How can we be throwing away so much chicken food? OK not really throwing away, but feeding to the composter. Which is good but not nearly as satisfying as watching a bevy of biddies TEAR into a fresh pile of kitchen scraps with a gleam in their eyes.Read More
I’ve posted that a good coop is THE KEY to happily keeping chickens. What I mean by that is a spot where your chickens roost at night and can be locked up safe when you need them to be.Read More
Here’s a link to a great how-to and handout for building a worm tower from our friends at Midwest Permaculture. This is a way to do worm composting of food scraps directly in your garden. Enjoy!Read More
The situation: We have an over-abundance of oak leaves every Fall. We have a shortage of good topsoil on this rocky Ozark hilltop year-round. How to use one problem to solve the other? Why, chickens of course.Read More
I wasn’t happy with the photos of the Buckeyes I posted yesterday. I’ve been jumping back and forth between doing the blog photos at Flickr, uploading to Blogger directly (hence the small photos yesterday – that is my least favorite method…) and using the Picasa web albums now that there is a new Mac uploader. The last method seems to be working well. The photo size options are not the best – either the tiny 400px like yesterday, or the giant 800px below. (I prefer a nice 600px) But’s it’s fairly speedy and easy, so we’ll go with BIG photos!
So I went out to get some photos of the girls again at 12 weeks old. Tossed out some oats for them to snack on to keep the group close to the camera. Otherwise, they will come briefly to check out what you are doing, then most will wander away, while the handful of particularly chummy birds will stand so close that it’s hard to walk around without stepping on anybody.

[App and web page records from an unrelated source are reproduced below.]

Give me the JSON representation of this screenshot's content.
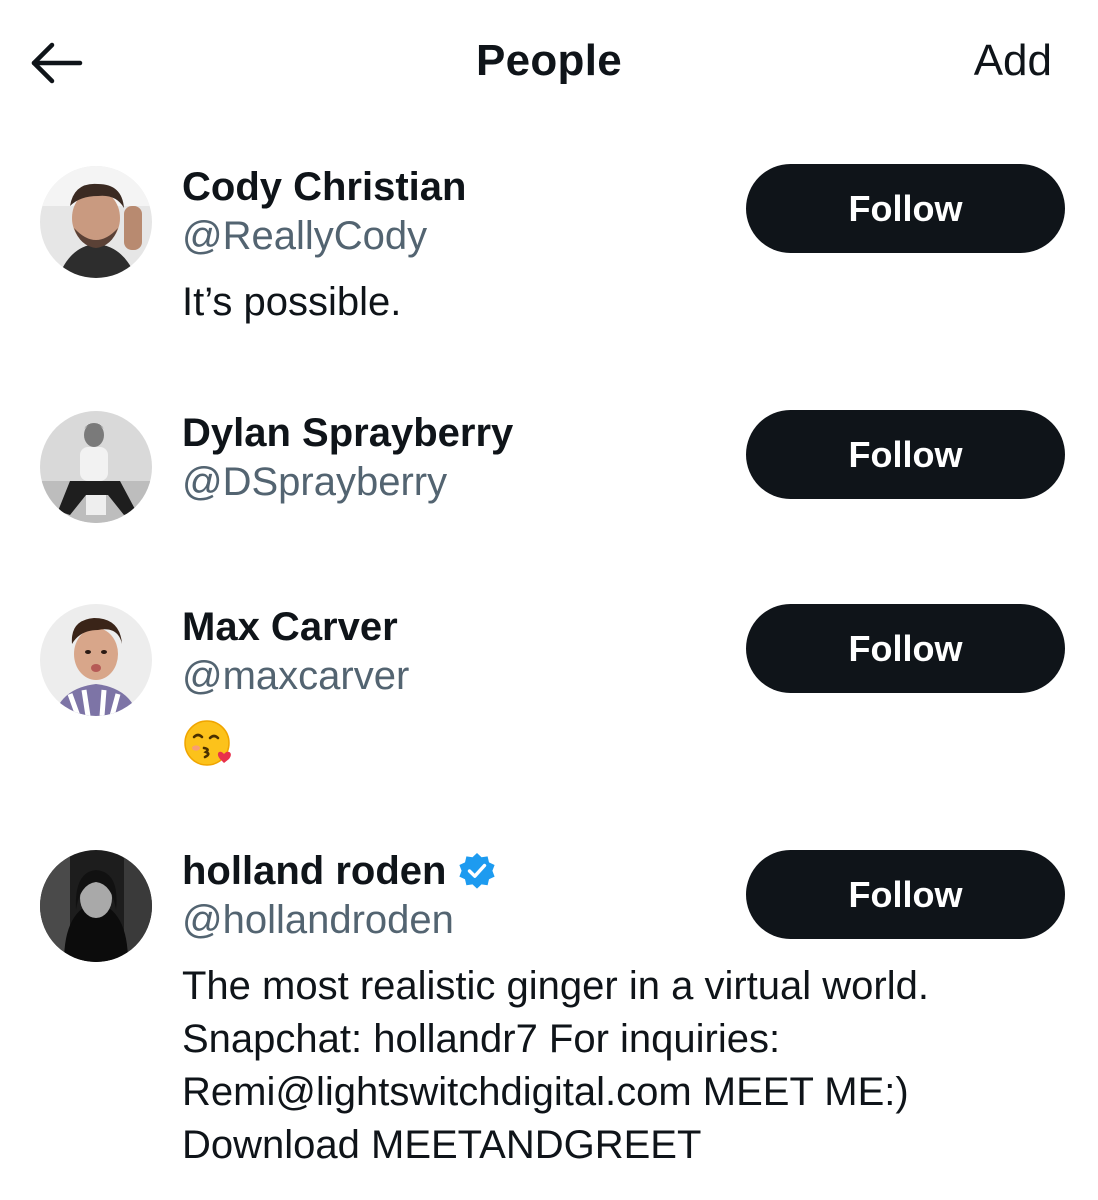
{
  "header": {
    "back_icon": "arrow-left-icon",
    "title": "People",
    "add_label": "Add"
  },
  "people": [
    {
      "name": "Cody Christian",
      "handle": "@ReallyCody",
      "bio": [
        "It’s possible."
      ],
      "verified": false,
      "follow_label": "Follow"
    },
    {
      "name": "Dylan Sprayberry",
      "handle": "@DSprayberry",
      "bio": [],
      "verified": false,
      "follow_label": "Follow"
    },
    {
      "name": "Max Carver",
      "handle": "@maxcarver",
      "bio_emoji": "kissing-face-with-heart-emoji",
      "verified": false,
      "follow_label": "Follow"
    },
    {
      "name": "holland roden",
      "handle": "@hollandroden",
      "bio": [
        "The most realistic ginger in a virtual world.",
        "Snapchat: hollandr7 For inquiries:",
        "Remi@lightswitchdigital.com MEET ME:)",
        "Download MEETANDGREET"
      ],
      "verified": true,
      "verified_icon": "verified-badge-icon",
      "follow_label": "Follow"
    }
  ],
  "colors": {
    "text_primary": "#0f1419",
    "text_secondary": "#536471",
    "button_bg": "#0f1419",
    "button_text": "#ffffff",
    "verified_blue": "#1d9bf0"
  }
}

Above is a group shot, mostly Buckeyes with a few Black Australorps thrown in. If you missed the post on why Buckeye chickens are pretty special, you can read about Buckeyes at the American Livestock Breeds Conservancy page here. You have to be careful though, on that website, or else you’ll find yourself with a new hobby of preserving heritage livestock like I did. It could be worse, I could have picked cows or horses to work with! (I wish I had that much land!) Anyway, it’s a great organization to join and their newsletters are really interesting.
But back to the Larrapin Buckeyes. Note the chicken bloomer shot above. Since I had tossed out oats, it became difficult to get any pics that included their heads, since they were VERY busy looking for those oats in the leaves. This is my sneaky way of making my chickens work for a living. All leaves get raked into the chicken pen, all scratch grains get tossed on the leaves. And presto, a month later the leaves are reduced to a finely ground leaf mold that is exquisite for a compost base or for mulching garden beds! This method words even faster if your chickens are in a smaller coop – you can pile in the leaves and they will work on them all day, every day!
Above is a good representative photo of the pullets at 3 months old. They have huge feet! If chicken are like puppies, these should grow up to be big girls!
Buckeye’s have lovely feathering, even if their coloring is pretty routine. The feathers are very distinctive and textured as you see above. Another characteristic in the literature that turns out to be VERY true is their need for a lot of space. These gals love to explore and wander the whole pen – a series of three paddocks. So I can see they would not like a constrained space. They are the ultimate free rangers it seems. I do note though, they like a long afternoon nap sprawled on the hay in the sun… Smart chickens.
This is one of the personable girls, saying, Hey, got anymore oats in your pocket?? They are very curious and like sparkly things – especially my ring. I switched to oats from cracked corn for scratch since the oats are supposed to be better for egg production. (Though that will be a while for these girls…) I’ll add some corn in over the winter for heat. The Buckeye’s are bred to be fine in Ohio winters, so Arkansas winters – even in the farthest NW corner where we are, should be a cakewalk for these girls. Note the very small pea combs – that’s to avoid frostbitten wattles in cold climates.
And then the guinea hoodlums show up, run all the girls off and the photo session is over. Thanks for getting to know the Buckeyes better. For folks with the room, they are a fine chicken to preserve.Read More